By Our Reporters
KAMPALA: Uganda is likely to mouth by political gain’s president Museveni no one can be deceived he is not thinking about the developments at the most important economy department in the country, that of Bank of Uganda, whose deputy governor’s position is expiring in a couple of days, January 18, 2020.
Museveni is in no hurry to renew the expiring contract of the deputy governor Dr Louis Kasekende. The reasons for the delay are not yet known however, Finance Minister Matia Kasaija has been quoted saying he has done his part of writing to President Museveni informing him of the near expiry of the term of the deputy governor.
Meanwhile, president Museveni has not moved an inch in responding to Kasaijja’s letter. “It is not up to him to renew Dr Kasekende’s tenure as it is the president’s mandate to do so” Said Minister Kasaijja in his quote
According to the Sources closed to Dr. Kasekende, his still very much interested in getting another term at BoU but the appointing authority has painfully taken his time, showing as if he is not interested in what is happening at BoU. The clock is ticking and warning ‘time out’ for Mr Kasekende of 61years.
This very January of 18th 2020, Dr Kasekende will either get an extension to his contract, or, walk out of the Bank after 34 years since he first joined as a young man.
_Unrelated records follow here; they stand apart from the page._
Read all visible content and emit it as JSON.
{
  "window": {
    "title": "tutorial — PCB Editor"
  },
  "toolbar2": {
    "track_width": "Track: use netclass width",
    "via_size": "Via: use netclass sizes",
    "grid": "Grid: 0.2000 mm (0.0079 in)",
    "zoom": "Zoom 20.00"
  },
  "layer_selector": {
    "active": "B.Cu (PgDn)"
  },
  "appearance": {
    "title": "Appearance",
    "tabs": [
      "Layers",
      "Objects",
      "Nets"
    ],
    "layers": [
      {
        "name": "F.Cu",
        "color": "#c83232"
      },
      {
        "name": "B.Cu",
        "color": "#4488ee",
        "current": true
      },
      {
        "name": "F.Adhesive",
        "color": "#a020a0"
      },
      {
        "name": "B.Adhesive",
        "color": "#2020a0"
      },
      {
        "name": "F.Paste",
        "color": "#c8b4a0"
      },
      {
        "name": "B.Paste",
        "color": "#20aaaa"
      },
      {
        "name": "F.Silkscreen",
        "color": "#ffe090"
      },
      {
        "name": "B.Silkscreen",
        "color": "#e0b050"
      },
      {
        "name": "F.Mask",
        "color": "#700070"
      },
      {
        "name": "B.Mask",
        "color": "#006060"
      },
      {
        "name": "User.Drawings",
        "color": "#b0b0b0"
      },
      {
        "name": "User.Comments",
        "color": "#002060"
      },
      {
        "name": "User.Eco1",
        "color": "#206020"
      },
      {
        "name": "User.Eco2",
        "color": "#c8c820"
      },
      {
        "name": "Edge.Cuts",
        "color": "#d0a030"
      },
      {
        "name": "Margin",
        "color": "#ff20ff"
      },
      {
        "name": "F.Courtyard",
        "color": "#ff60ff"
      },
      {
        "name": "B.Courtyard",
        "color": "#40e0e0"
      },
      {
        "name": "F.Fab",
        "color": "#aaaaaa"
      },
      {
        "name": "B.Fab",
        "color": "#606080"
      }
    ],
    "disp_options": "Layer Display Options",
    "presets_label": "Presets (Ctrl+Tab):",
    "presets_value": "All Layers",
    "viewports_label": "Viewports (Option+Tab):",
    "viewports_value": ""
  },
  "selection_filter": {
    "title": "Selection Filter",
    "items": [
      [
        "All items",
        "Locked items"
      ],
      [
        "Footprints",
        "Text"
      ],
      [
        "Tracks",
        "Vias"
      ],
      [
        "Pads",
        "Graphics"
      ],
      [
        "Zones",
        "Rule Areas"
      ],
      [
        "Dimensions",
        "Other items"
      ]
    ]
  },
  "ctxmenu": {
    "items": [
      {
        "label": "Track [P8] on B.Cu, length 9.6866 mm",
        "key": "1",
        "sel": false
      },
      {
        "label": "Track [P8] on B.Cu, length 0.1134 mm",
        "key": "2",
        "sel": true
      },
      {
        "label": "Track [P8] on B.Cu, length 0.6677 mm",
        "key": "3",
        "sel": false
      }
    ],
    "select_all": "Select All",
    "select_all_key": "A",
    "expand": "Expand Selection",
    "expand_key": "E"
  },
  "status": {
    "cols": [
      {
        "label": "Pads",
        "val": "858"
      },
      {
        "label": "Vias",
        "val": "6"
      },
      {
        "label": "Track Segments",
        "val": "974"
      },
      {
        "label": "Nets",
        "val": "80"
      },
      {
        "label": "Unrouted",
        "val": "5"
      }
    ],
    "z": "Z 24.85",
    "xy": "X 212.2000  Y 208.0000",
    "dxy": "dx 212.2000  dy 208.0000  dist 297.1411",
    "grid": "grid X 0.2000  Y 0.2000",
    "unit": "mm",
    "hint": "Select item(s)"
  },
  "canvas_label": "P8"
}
With President Museveni not showing enthusiasm in renewing the tenure of the second most powerful man at Bank of Uganda, the writing is on the wall. And even if he renews his tenure finally, there is a lot of soul searching Mr Kasekende must address himself to.
The Governor his self, Prof Emmanuel Tumusiime Mutebile, the responsibility of the efficient running of the central bank rested on Dr Kasekende’s shoulders for the last 10 years.
Kasekende appointed as deputy governor in January 2010 as Mutebile started showing signs of tiring and old age was catching up with him. The term of governor and deputy is for five years, which means Kasekende has already served two terms and he knows all around the corners and corridors of Bank of Uganda.
He should have used this to drive BoU into the right direction. In fact, the opportunity came around 2015/16 when Prof Mutebile was bedridden, and Kasekende was fully in charge of the Bank of Uganda.
Unfortunately, the Bank of Uganda ship all of a sudden hit an iceberg, and this was escalated after the closure of Crane Bank, then the second biggest bank.
The collapse of Crane Bank was announced by Bank of Uganda as a regulatory control move, however, its effect on the economy was mammoth with many business people hitting a dead end as Crane Bank was their last resort in running their day to day finance operations.
Then, Crane bank was sold to DFCU bank by BoU, a move which turned out catastrophic and has haunted the managers of the central bank to this day.
Both the Auditor General and Parliament have pointed out several regulatory and management errors in the procedures taken in closing not only Crane Bank, but also the skeletons of other defunct commercial banks were un-buried and fingers pointed at management greed and incompetence. It was hard to believe as directors admitted to selling banks, for example, on telephone or whatsapp messages.
Whether Kasekende is the scapegoat of BoU’s failures or, he is falling on his own sword is only a matter of days. January 18 is the day of reckoning.
Critics have always asked why Prof Mutebile has been overlooked for his role as captain of the BoU ship to land it safe on the shores. Some say it is the emerged divisions between the governor and his deputy camps that could be blamed for the inefficiencies.